▶ _ABOUT THIS TASK_
Please return the listing below word for word, minus its pictures.

BEGIN LISTED ENTRIES

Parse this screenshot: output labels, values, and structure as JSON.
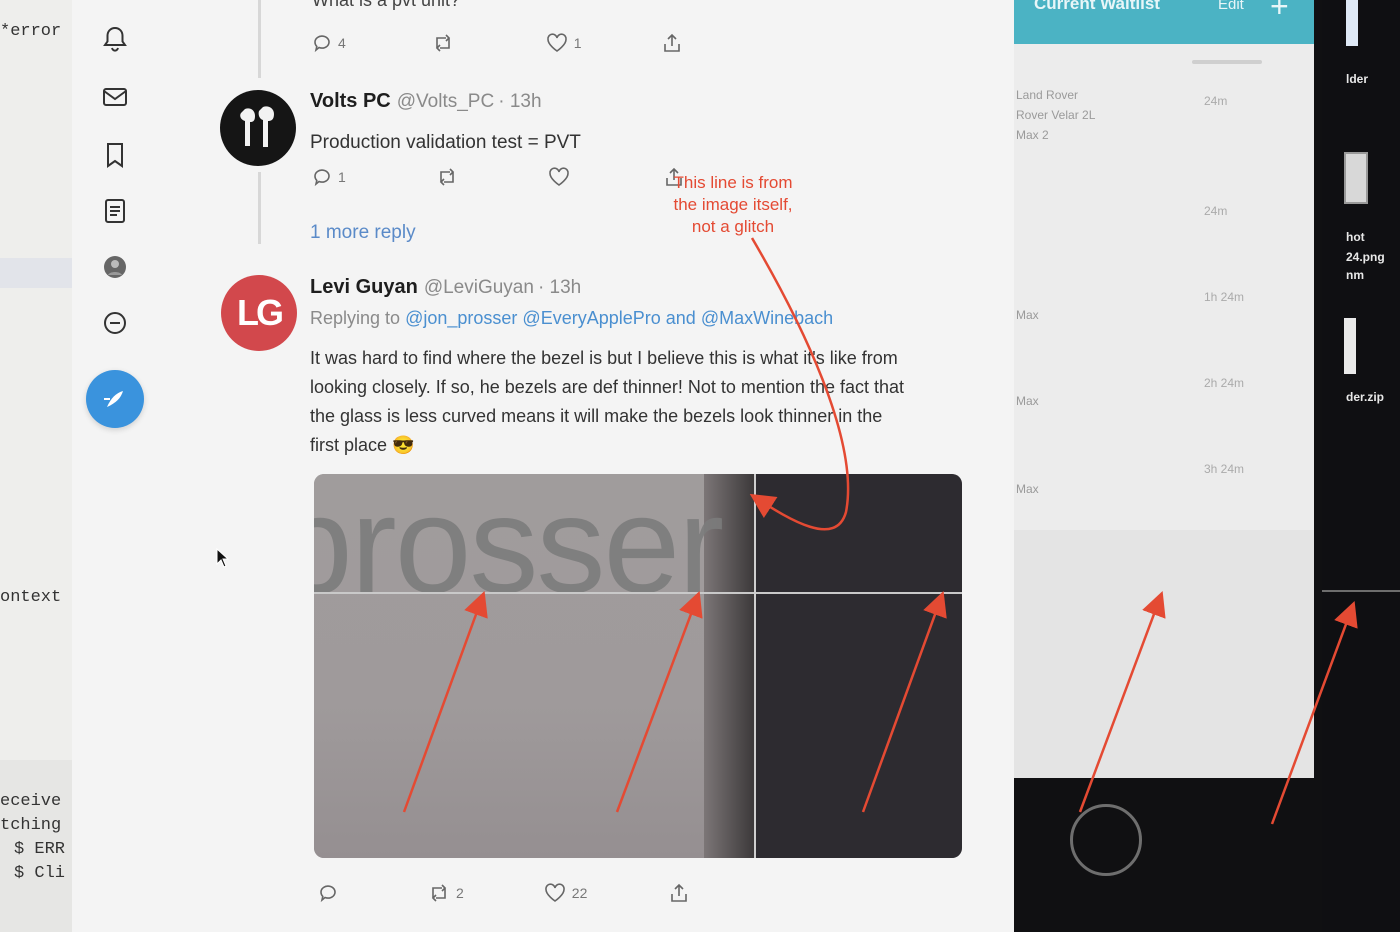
{
  "terminal": {
    "lines": [
      "*error",
      "ontext",
      "eceive",
      "tching",
      "$ ERR",
      "$ Cli"
    ]
  },
  "sidebar": {
    "items": [
      {
        "name": "notifications",
        "icon": "bell-icon"
      },
      {
        "name": "messages",
        "icon": "envelope-icon"
      },
      {
        "name": "bookmarks",
        "icon": "bookmark-icon"
      },
      {
        "name": "lists",
        "icon": "list-icon"
      },
      {
        "name": "profile",
        "icon": "avatar-icon"
      },
      {
        "name": "more",
        "icon": "more-circle-icon"
      }
    ],
    "compose_icon": "feather-compose-icon",
    "accent": "#3a93dd"
  },
  "thread": {
    "top_tweet": {
      "text": "What is a pvt unit?",
      "reply_count": "4",
      "retweet_count": "",
      "like_count": "1"
    },
    "volts_tweet": {
      "name": "Volts PC",
      "handle": "@Volts_PC",
      "time": "· 13h",
      "text": "Production validation test = PVT",
      "reply_count": "1",
      "retweet_count": "",
      "like_count": ""
    },
    "more_replies": "1 more reply",
    "levi_tweet": {
      "name": "Levi Guyan",
      "handle": "@LeviGuyan",
      "time": "· 13h",
      "avatar_text": "LG",
      "replying_prefix": "Replying to",
      "mention_1": "@jon_prosser",
      "mention_2": "@EveryApplePro",
      "and_word": "and",
      "mention_3": "@MaxWinebach",
      "text_lines": [
        "It was hard to find where the bezel is but I believe this is what it's like from",
        "looking closely. If so, he bezels are def thinner! Not to mention the fact that",
        "the glass is less curved means it will make the bezels look thinner in the",
        "first place 😎"
      ],
      "image_word": "prosser",
      "reply_count": "",
      "retweet_count": "2",
      "like_count": "22"
    }
  },
  "annotation": {
    "note_lines": [
      "This line is from",
      "the image itself,",
      "not a glitch"
    ],
    "color": "#e44a33"
  },
  "phone": {
    "header_title": "Current Waitlist",
    "header_edit": "Edit",
    "header_add": "+",
    "rows": [
      {
        "title": "Land Rover",
        "subtitle": "Rover Velar 2L",
        "extra": "Max 2",
        "time": "24m"
      },
      {
        "title": "",
        "subtitle": "",
        "extra": "",
        "time": "24m"
      },
      {
        "title": "Max",
        "subtitle": "",
        "extra": "",
        "time": "1h 24m"
      },
      {
        "title": "Max",
        "subtitle": "",
        "extra": "",
        "time": "2h 24m"
      },
      {
        "title": "Max",
        "subtitle": "",
        "extra": "",
        "time": "3h 24m"
      }
    ]
  },
  "desktop": {
    "files": [
      {
        "label": "lder",
        "icon": "folder-icon"
      },
      {
        "label": "hot",
        "icon": "image-file-icon"
      },
      {
        "label": "24.png",
        "icon": ""
      },
      {
        "label": "nm",
        "icon": ""
      },
      {
        "label": "der.zip",
        "icon": "zip-file-icon"
      }
    ]
  }
}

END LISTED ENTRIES

▶ _SOLUTION_
Parse this screenshot: output labels, values, and structure as JSON.
{
  "terminal": {
    "lines": [
      "*error",
      "ontext",
      "eceive",
      "tching",
      "$ ERR",
      "$ Cli"
    ]
  },
  "sidebar": {
    "items": [
      {
        "name": "notifications",
        "icon": "bell-icon"
      },
      {
        "name": "messages",
        "icon": "envelope-icon"
      },
      {
        "name": "bookmarks",
        "icon": "bookmark-icon"
      },
      {
        "name": "lists",
        "icon": "list-icon"
      },
      {
        "name": "profile",
        "icon": "avatar-icon"
      },
      {
        "name": "more",
        "icon": "more-circle-icon"
      }
    ],
    "compose_icon": "feather-compose-icon",
    "accent": "#3a93dd"
  },
  "thread": {
    "top_tweet": {
      "text": "What is a pvt unit?",
      "reply_count": "4",
      "retweet_count": "",
      "like_count": "1"
    },
    "volts_tweet": {
      "name": "Volts PC",
      "handle": "@Volts_PC",
      "time": "· 13h",
      "text": "Production validation test = PVT",
      "reply_count": "1",
      "retweet_count": "",
      "like_count": ""
    },
    "more_replies": "1 more reply",
    "levi_tweet": {
      "name": "Levi Guyan",
      "handle": "@LeviGuyan",
      "time": "· 13h",
      "avatar_text": "LG",
      "replying_prefix": "Replying to",
      "mention_1": "@jon_prosser",
      "mention_2": "@EveryApplePro",
      "and_word": "and",
      "mention_3": "@MaxWinebach",
      "text_lines": [
        "It was hard to find where the bezel is but I believe this is what it's like from",
        "looking closely. If so, he bezels are def thinner! Not to mention the fact that",
        "the glass is less curved means it will make the bezels look thinner in the",
        "first place 😎"
      ],
      "image_word": "prosser",
      "reply_count": "",
      "retweet_count": "2",
      "like_count": "22"
    }
  },
  "annotation": {
    "note_lines": [
      "This line is from",
      "the image itself,",
      "not a glitch"
    ],
    "color": "#e44a33"
  },
  "phone": {
    "header_title": "Current Waitlist",
    "header_edit": "Edit",
    "header_add": "+",
    "rows": [
      {
        "title": "Land Rover",
        "subtitle": "Rover Velar 2L",
        "extra": "Max 2",
        "time": "24m"
      },
      {
        "title": "",
        "subtitle": "",
        "extra": "",
        "time": "24m"
      },
      {
        "title": "Max",
        "subtitle": "",
        "extra": "",
        "time": "1h 24m"
      },
      {
        "title": "Max",
        "subtitle": "",
        "extra": "",
        "time": "2h 24m"
      },
      {
        "title": "Max",
        "subtitle": "",
        "extra": "",
        "time": "3h 24m"
      }
    ]
  },
  "desktop": {
    "files": [
      {
        "label": "lder",
        "icon": "folder-icon"
      },
      {
        "label": "hot",
        "icon": "image-file-icon"
      },
      {
        "label": "24.png",
        "icon": ""
      },
      {
        "label": "nm",
        "icon": ""
      },
      {
        "label": "der.zip",
        "icon": "zip-file-icon"
      }
    ]
  }
}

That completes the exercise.